Cast: 4 men, 4 women, 1 fly, 1 freak, extras

An excremental panoptikum about futures full of flies 

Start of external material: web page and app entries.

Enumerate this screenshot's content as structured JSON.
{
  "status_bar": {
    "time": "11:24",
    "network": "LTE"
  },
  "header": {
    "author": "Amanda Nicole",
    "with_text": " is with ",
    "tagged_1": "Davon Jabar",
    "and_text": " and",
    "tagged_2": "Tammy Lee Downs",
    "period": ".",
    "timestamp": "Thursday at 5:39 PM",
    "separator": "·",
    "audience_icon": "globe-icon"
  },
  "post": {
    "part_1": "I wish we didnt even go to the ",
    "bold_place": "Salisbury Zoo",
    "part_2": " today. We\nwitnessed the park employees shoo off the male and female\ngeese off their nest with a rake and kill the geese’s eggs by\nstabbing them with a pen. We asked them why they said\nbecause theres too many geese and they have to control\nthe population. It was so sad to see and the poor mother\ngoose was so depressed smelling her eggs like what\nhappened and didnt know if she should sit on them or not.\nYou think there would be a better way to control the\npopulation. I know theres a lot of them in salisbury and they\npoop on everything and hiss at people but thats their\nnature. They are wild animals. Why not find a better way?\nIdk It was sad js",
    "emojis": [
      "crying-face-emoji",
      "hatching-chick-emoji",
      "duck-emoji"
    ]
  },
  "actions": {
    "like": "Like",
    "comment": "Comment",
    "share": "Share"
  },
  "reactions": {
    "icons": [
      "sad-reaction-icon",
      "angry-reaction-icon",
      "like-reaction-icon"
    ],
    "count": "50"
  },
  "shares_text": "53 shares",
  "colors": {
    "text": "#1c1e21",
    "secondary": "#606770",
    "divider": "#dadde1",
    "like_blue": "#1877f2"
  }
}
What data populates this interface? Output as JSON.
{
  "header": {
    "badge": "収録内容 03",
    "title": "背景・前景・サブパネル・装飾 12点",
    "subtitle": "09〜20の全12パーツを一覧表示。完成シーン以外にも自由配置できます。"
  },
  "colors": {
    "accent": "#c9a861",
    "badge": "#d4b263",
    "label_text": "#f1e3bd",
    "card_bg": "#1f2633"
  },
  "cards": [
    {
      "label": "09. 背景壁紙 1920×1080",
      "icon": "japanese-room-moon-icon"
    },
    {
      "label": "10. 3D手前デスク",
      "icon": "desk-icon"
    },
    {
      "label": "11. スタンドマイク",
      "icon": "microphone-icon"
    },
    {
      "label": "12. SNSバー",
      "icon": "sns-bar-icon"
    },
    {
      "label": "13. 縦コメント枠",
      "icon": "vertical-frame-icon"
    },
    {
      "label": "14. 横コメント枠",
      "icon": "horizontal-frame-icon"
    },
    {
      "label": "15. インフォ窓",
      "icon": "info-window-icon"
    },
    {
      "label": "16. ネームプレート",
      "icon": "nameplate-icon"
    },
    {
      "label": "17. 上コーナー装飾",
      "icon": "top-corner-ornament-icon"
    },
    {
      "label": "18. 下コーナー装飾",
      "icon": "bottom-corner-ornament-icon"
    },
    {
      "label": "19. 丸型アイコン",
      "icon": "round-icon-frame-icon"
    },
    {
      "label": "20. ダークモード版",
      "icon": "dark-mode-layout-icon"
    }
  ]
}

Sikora’s play is governed by a “spirit of fantasy” – or a magician who “transformed life into stinking, stagnant dishwater”. The author however attributes the panoptikum environment – inspired by the Czech and global reality, including its reflection in the local press – to our own idiocy. A pair of lovers, representing some sort of modern vulgarised Tristan and Isolde, are expecting a child. During her fifty-month pregnancy he grows proportionately fatter from boredom and emptiness. She foretells for her child a Messianic role in the world into which she is bringing him and which she ironically calls “paradise”. The newly-born freak dies immediately after birth. Thanks to the presence of characters like, for example, the Gamekeeper, a kind of representative of public order characterised by his Nazi past, and the tomfool Three Kings, democratically elected, the play has a politically critical subtext. In 17 short, carefully titled scenes, loony dialogue alternates in a stable sarcastic tone with ironic monologues, orgiastic versicles and banal songs, which only distract us from the deadlock. The play’s refrain is the line “Let something bloody happen!” However, right at the start of the play we know that change for the better is impossible.

  The play is available in Czech original.